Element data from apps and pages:
^^^^^^^^^^^^^^^^
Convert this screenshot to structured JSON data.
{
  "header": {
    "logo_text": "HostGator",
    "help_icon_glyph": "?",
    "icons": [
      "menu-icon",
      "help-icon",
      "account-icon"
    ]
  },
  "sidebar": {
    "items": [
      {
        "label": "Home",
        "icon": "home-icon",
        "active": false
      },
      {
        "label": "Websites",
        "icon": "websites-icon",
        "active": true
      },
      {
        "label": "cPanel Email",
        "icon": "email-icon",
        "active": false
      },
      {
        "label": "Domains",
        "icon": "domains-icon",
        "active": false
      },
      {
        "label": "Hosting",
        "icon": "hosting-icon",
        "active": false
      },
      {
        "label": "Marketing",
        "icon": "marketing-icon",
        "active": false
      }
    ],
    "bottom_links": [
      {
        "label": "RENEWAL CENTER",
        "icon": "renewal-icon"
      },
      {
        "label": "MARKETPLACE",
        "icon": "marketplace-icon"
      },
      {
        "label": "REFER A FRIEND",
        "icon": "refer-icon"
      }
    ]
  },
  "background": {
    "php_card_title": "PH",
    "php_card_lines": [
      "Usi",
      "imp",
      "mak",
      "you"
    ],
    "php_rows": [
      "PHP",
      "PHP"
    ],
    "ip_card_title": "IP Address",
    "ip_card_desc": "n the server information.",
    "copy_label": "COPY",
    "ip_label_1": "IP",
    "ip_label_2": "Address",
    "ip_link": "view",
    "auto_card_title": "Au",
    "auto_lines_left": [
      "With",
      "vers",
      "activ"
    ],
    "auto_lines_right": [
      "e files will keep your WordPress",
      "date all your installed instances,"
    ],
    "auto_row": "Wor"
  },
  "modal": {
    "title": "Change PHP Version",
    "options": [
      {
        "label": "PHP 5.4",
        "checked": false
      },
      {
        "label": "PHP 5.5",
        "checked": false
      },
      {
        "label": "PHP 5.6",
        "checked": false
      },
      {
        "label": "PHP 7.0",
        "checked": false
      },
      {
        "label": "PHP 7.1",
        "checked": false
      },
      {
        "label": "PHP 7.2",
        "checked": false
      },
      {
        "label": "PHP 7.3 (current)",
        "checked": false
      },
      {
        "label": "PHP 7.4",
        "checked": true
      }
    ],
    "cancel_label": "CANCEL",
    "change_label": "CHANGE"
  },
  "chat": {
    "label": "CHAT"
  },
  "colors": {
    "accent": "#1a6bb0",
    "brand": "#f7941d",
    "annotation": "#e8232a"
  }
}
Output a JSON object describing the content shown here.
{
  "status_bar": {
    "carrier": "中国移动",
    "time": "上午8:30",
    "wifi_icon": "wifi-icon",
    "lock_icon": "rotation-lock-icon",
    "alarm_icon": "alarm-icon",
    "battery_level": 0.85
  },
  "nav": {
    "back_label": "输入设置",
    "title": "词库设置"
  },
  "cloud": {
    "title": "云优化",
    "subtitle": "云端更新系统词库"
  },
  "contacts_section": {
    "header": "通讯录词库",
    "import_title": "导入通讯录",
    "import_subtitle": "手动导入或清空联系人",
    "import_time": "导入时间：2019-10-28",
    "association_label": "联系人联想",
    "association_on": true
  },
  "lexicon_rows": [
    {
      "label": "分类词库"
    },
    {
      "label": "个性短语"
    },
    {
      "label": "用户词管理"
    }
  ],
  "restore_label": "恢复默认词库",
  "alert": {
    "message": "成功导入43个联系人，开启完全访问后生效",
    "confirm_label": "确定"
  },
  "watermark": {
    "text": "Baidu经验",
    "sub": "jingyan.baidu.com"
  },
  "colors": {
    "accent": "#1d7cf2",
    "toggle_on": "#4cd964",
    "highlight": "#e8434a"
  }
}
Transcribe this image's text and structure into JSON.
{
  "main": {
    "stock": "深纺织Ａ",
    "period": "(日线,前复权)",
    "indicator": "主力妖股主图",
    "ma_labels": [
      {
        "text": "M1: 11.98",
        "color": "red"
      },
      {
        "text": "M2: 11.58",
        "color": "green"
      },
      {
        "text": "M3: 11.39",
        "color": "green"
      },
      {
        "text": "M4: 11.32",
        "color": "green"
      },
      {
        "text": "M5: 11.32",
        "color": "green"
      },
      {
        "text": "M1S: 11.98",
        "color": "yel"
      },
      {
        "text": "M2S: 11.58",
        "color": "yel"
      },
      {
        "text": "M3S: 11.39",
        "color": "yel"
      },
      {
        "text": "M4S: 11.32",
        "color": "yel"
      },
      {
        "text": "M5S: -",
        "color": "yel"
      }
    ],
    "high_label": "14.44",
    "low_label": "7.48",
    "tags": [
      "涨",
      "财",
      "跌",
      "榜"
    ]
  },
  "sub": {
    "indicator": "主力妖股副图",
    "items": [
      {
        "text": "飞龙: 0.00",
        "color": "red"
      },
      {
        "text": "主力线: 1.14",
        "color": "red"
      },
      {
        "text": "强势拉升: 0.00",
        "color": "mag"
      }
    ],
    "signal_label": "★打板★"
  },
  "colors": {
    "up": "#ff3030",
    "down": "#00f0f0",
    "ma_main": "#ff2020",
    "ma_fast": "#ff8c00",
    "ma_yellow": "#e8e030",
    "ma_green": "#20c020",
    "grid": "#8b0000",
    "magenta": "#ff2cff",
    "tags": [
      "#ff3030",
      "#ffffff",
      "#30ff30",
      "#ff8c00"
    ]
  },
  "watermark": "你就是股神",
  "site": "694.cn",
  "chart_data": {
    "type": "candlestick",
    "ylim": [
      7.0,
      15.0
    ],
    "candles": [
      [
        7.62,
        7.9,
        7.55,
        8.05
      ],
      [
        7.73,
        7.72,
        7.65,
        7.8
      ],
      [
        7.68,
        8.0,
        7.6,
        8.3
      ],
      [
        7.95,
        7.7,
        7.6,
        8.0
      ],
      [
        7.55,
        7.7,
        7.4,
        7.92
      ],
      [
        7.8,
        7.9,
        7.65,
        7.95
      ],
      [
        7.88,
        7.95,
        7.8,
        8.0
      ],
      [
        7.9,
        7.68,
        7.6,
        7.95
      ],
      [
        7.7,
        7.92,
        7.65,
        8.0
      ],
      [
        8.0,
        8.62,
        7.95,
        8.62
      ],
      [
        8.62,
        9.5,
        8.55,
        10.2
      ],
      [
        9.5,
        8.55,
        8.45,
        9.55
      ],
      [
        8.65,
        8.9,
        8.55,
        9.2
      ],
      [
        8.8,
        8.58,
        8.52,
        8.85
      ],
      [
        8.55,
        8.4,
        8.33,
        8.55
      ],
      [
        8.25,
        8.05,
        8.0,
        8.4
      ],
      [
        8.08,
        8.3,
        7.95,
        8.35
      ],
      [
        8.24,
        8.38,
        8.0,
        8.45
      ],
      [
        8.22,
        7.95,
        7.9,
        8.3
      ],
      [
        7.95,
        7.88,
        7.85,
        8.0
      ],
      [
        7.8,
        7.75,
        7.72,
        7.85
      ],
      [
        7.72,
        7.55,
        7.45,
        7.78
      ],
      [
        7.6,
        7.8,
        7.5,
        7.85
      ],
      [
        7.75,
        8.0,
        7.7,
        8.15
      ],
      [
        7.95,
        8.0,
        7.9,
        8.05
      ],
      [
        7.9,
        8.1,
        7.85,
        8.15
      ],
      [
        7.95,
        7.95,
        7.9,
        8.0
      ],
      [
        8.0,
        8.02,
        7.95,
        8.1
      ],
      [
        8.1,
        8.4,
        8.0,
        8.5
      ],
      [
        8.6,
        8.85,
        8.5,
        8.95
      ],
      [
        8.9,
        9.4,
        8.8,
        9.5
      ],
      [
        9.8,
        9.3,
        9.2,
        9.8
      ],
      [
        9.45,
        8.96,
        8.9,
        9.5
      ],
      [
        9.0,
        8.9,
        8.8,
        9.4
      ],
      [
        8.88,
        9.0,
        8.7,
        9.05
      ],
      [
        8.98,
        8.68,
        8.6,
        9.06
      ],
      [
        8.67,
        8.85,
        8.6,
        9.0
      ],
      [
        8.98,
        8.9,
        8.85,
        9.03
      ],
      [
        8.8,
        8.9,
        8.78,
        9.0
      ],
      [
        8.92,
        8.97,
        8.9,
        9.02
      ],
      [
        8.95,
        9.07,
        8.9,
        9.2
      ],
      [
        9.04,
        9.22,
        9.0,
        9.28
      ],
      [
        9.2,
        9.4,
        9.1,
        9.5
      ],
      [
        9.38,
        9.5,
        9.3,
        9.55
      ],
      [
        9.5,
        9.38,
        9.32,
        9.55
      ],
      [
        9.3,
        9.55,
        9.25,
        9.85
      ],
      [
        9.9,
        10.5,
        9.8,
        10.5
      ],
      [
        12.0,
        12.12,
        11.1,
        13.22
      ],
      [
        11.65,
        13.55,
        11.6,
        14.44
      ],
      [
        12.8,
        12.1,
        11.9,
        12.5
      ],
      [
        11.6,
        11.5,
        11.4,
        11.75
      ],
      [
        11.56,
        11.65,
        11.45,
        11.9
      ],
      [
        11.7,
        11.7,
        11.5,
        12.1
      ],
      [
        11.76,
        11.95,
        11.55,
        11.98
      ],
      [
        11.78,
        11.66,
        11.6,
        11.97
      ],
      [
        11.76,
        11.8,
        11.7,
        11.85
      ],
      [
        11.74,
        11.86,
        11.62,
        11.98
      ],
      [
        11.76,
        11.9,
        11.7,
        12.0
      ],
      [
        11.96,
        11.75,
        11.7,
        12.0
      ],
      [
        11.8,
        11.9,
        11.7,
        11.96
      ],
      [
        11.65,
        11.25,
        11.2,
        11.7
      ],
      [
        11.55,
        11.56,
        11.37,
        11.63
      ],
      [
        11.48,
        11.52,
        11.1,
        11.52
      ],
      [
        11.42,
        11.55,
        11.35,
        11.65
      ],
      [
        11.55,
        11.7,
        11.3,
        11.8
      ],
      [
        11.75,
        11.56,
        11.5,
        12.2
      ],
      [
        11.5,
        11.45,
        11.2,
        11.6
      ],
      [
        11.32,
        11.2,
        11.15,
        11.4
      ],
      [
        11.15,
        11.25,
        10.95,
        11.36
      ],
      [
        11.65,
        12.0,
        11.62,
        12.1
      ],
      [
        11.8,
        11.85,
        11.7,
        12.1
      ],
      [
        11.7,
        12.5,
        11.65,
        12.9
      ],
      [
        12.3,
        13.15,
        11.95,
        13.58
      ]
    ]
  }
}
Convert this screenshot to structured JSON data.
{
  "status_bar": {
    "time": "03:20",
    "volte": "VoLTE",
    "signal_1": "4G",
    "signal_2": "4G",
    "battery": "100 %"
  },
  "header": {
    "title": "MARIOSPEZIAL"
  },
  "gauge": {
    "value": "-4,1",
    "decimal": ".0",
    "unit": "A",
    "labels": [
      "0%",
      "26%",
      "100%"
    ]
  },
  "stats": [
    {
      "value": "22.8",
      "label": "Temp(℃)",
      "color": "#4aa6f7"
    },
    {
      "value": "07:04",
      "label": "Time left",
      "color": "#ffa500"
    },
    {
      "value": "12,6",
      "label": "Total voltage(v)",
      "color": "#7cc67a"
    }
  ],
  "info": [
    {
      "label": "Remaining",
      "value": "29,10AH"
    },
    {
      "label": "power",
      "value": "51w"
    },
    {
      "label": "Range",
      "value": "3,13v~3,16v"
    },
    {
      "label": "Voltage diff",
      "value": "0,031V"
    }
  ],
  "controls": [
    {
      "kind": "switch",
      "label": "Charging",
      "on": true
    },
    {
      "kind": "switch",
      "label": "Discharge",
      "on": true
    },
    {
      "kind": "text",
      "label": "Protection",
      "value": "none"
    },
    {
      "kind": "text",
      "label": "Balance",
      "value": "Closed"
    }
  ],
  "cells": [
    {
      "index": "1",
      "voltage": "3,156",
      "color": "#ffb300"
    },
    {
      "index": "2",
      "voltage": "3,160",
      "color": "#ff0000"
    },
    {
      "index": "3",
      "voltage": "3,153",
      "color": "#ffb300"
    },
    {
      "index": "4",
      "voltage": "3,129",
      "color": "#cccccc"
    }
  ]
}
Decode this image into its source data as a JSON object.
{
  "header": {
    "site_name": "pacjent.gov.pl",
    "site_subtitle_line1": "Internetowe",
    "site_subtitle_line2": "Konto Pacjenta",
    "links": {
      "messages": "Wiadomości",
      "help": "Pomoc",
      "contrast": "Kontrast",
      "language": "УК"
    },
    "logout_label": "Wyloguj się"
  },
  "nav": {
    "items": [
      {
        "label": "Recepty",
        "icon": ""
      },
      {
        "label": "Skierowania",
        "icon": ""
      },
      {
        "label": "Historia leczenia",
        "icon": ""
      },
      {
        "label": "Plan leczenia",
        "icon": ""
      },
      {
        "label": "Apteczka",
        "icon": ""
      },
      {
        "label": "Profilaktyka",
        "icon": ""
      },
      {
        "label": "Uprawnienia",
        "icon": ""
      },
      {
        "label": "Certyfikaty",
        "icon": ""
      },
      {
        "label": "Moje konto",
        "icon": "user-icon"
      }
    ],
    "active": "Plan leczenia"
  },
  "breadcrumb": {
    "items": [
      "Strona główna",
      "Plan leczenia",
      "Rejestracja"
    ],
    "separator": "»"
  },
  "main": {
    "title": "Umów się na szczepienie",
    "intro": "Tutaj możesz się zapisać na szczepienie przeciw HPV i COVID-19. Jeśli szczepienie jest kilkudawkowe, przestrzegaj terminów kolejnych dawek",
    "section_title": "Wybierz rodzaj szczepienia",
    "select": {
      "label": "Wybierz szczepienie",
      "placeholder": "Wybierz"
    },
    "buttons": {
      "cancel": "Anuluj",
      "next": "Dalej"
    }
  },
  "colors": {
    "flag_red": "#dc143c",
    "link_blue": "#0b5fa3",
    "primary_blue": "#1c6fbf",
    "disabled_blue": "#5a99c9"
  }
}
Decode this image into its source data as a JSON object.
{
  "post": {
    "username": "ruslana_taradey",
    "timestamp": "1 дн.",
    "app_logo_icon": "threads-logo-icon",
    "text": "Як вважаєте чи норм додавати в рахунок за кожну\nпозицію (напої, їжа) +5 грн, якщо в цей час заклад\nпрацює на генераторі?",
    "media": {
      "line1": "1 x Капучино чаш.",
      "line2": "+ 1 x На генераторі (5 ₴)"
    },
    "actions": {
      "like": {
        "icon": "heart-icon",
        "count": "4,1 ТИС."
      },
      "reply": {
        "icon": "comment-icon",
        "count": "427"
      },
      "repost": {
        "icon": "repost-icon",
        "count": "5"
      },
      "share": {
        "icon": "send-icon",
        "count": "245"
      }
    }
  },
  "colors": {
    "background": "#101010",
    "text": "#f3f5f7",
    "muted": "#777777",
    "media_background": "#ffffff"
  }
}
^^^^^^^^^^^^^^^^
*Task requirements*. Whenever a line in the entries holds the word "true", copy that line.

*Output for this exercise*.
        "active": true
        "checked": true
    "association_on": true
      "on": true
      "on": true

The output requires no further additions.